From here, I looked beyond my regular cookbooks to ones I had yet to discover. After doing some research I found a selection of books I wanted to try and picked two -- because a girl can't survive on soup alone (okay, maybe you could, but give me something to gnaw on!).
I turned to the book Poole’s Recipes and Stories from a Modern Diner by Ashley Christensen and immediately found my next soup. I love the idea of using all my scraps and bits for broths and stocks. The soup I found from this book was the Chilled Corn Soup with Cherry Tomatoes. In this recipe, you make the stock by using the corncobs and boiling them in an inch of water for an hour before straining. This was a more task-oriented soup as there were different components and it’s dished out separately, but worth it!
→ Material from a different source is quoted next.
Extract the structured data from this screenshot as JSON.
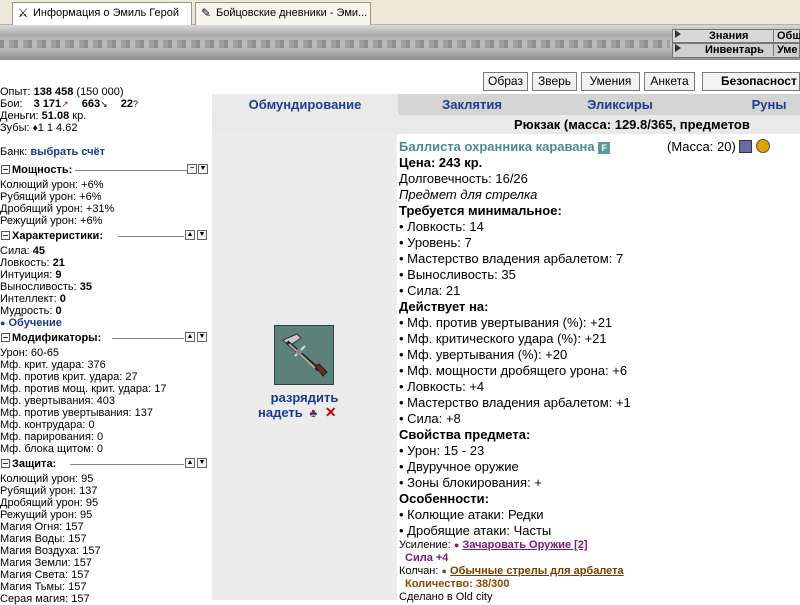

Lastly, I decided to focus on the base of many of my soups. As I mentioned, I love to use all the scraps from cooking to make broths and stocks, but I wondered how I could boost their flavor and I found just the book! While cooking other regular non-soup recipies I was able to gather a lot of the ingredients to make some selections from this book, Broth and Stock from the Nourished Kitchen by Jennifer McGruther. This book also includes meals you can make with your stocks and broth, which felt like an extra bonus!
Broth and Stock from the Nourished Kitchen by Jennifer McGruther
Feast: Food of the Islamic World by Anissa Helou
Eating from the Ground Up: Recipes for Enjoying Vegetables All Year Long by Alana Chernila
Half Baked Harvest by Tieghan Gerard
New England Soup Factory Cookbook by Marjorie Druker and Clara Silverstein
Poole’s Recipes and Stories from a Modern Diner by Ashley Christensen
Soup for Syria: Recipes to Celebrate Our Shared Humanity by Barbara Abdeni Massaad
Soup Night: Recipes for Creating Community Around a Pot of Soup by Maggie Stuckey
- A Soup Opera by Jim Gill
- Bone Soup by Alyssa Satin Capucilli
- Bone Soup by Cambria Evans
- Carrot Soup by John Segal
- Duck Soup by Jackie Urbanovic
- Growing Vegetable Soup by Lois Ehlert
- Is that Wise Pig? by Jan Thomas
- Perfect Soup by Lisa Moser
- Rah, Rah, Radishes by April Pulley Sayre
- Soup Day by Melissa Iwai
- Soup for One by Ethan Long
- There's a Giraffe in My Soup by Ross Burach
- Tiger in My Soup by Kashmira Sheth